So I did what Twitter asked me for, logged in with my password (couldn't provide the 2FA-code though) and wrote back to Twitter::

To my surprise, Twitter wrote back immediately, and I was all set:

I went back to Twitter (my 2FA now disabled), logged on with my password, setup 2FA again and that was it. 

"But Twitter can't simply remove 2FA - that's a security-risk, oh my God!"

Well, I understand if that's your point of view. However, I do see it slightly differently:

First, Twitter doesn't contain any secrets I need to protect from prying eyes. My posts are public, I even wouldn't bother if my DMs went public. However, I want my account protected from being pwned. So in my case, I was more than happy that Twitter offered a solution so I could get back in. Things are different with email and other, more sensitive stuff, but everything put on a Social Media platform is public anyways - get used to it (I'm quite aware of people protecting their Tweets which I somehow find ridiculous). As such, I can understand Twitter's Modus Operandi here and fully appreciate it.

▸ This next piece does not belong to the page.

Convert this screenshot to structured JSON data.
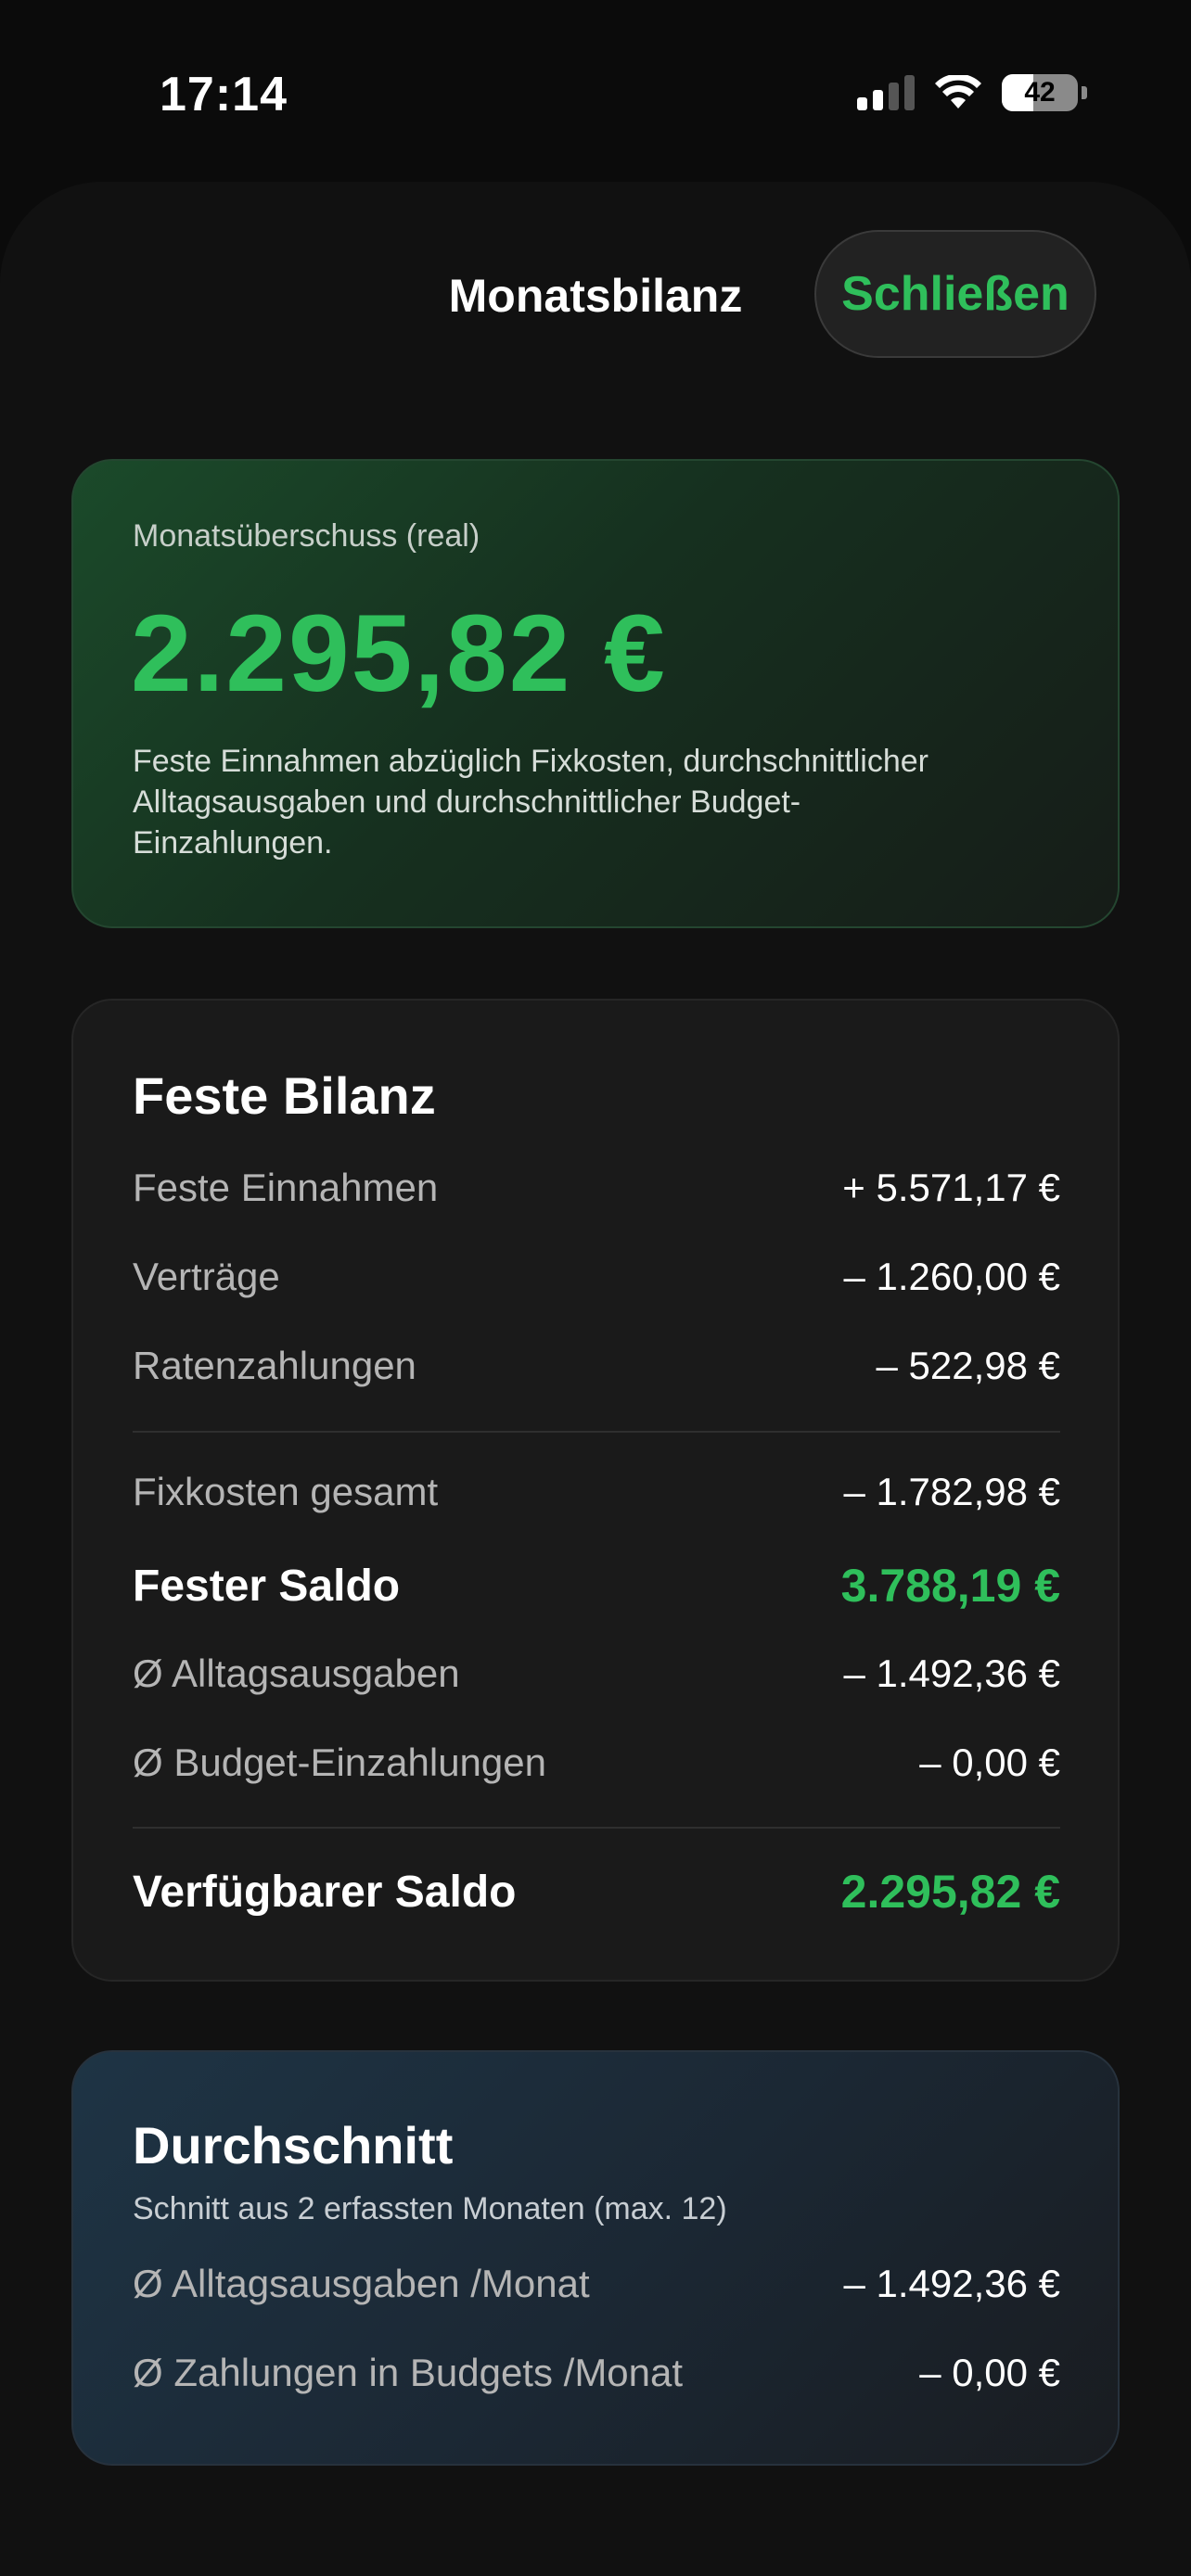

Besides, you still need to know your old password (I truly hope it's a strong one) and you need access to the email-account linked to Twitter (which hopefully is protected by a strong password and 2FA). Under those preconditions, I don't have any problem with Twitter helping users getting their account back in case they lost their 2nd factor. I do, on the other hand, understand people who are a bit more security aware, but hey, that's Twitter and not a high security vault. If people use weak passwords and don't protect their mail-accounts with 2FA, my sympathy here is very limited.

Lessons learned

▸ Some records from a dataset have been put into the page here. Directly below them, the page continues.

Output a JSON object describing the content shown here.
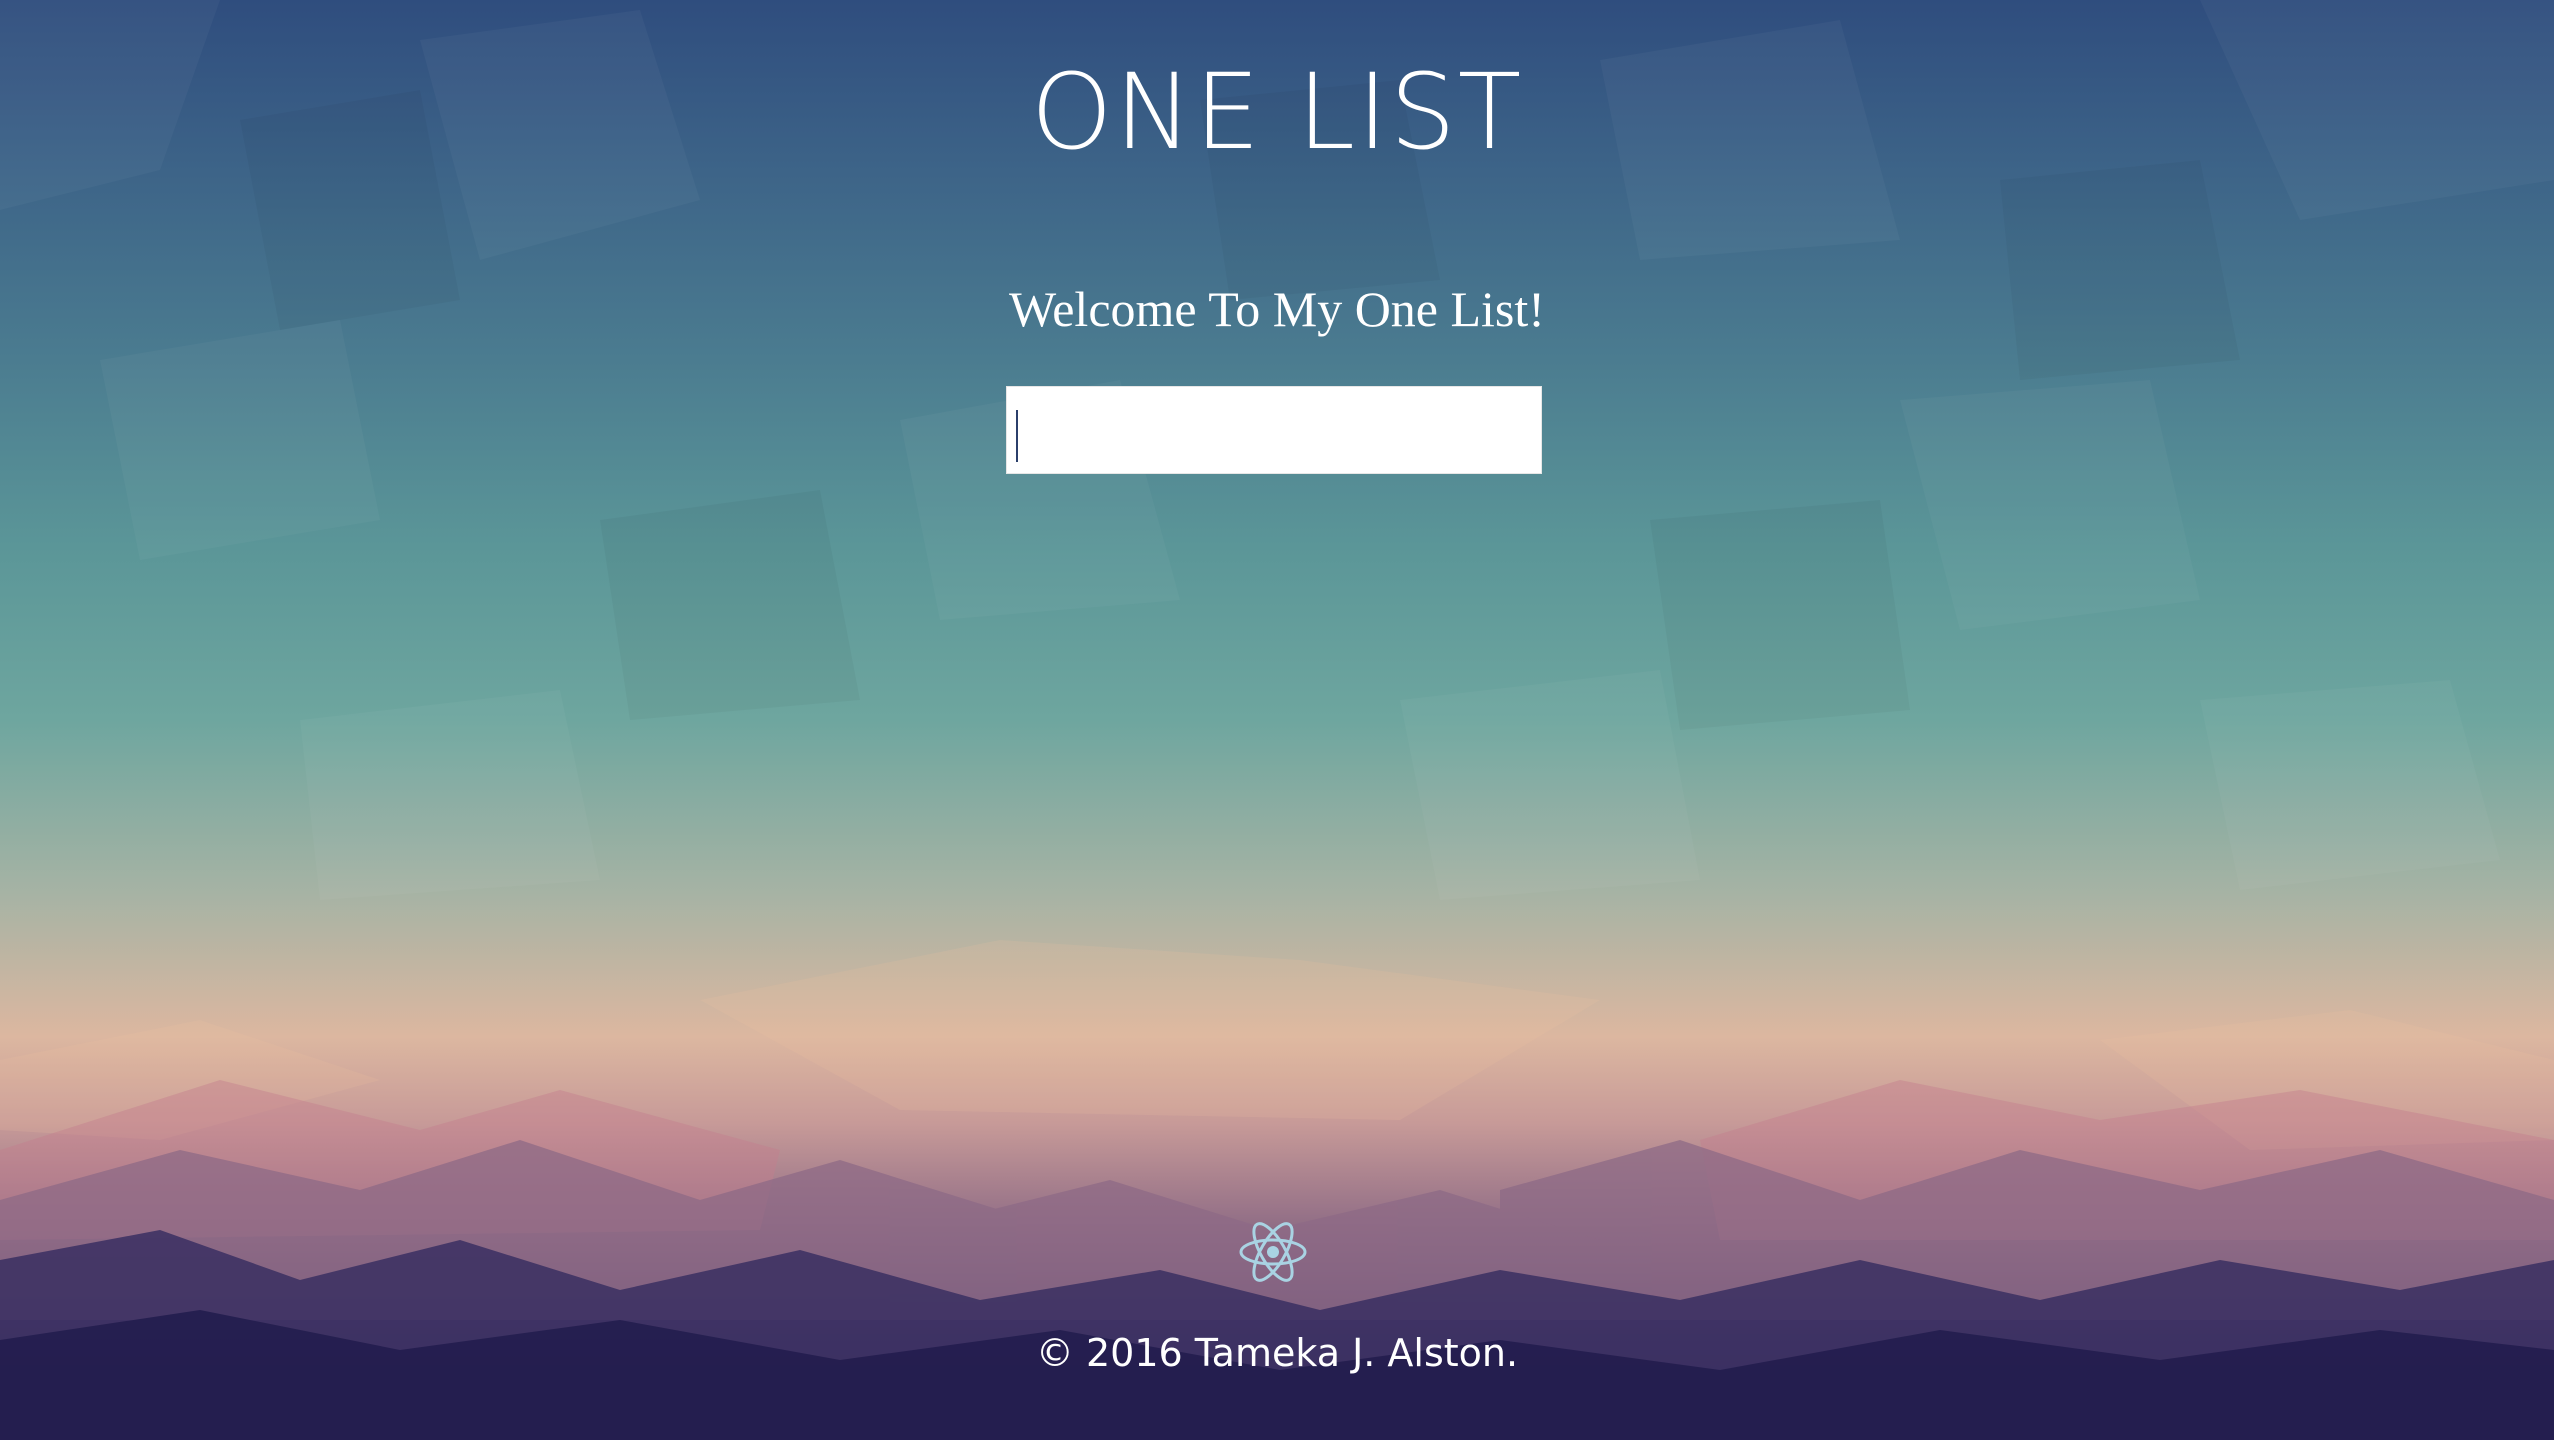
{
  "header": {
    "title": "ONE LIST"
  },
  "main": {
    "welcome_text": "Welcome To My One List!",
    "todo_input": {
      "value": "",
      "placeholder": ""
    }
  },
  "footer": {
    "icon": "react-atom-icon",
    "copyright": "© 2016 Tameka J. Alston."
  },
  "colors": {
    "sky_top": "#2f4d7e",
    "sky_mid": "#5b9698",
    "horizon_peach": "#dcb7a0",
    "ground_purple": "#2a2558",
    "text": "#ffffff",
    "icon": "#a9d3e3"
  }
}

  • When using 2FA, never ever misplace your backup-codes
  • When replacing your phone, setup up 2FA on your new phone first (use your old one to access your accounts) and only after you're all set, get rid of / sell / dump your old phone
  • Your email-account is the path to most if not all of your other accounts in case you need to reset passwords: Use STRONG passwords and always 2FA - once you loose access to your mail account, it's Game Over
  • 2FA via Authenticator-App is quite secure, but it's not bullet proof. If a phisher is targeting you and puts in some effort, setting up a reverse proxy for a phishing site is no Rocket Science. Meanwhile, there are even automated sitebuilders available - so always check the URL when entering your password / 2FA.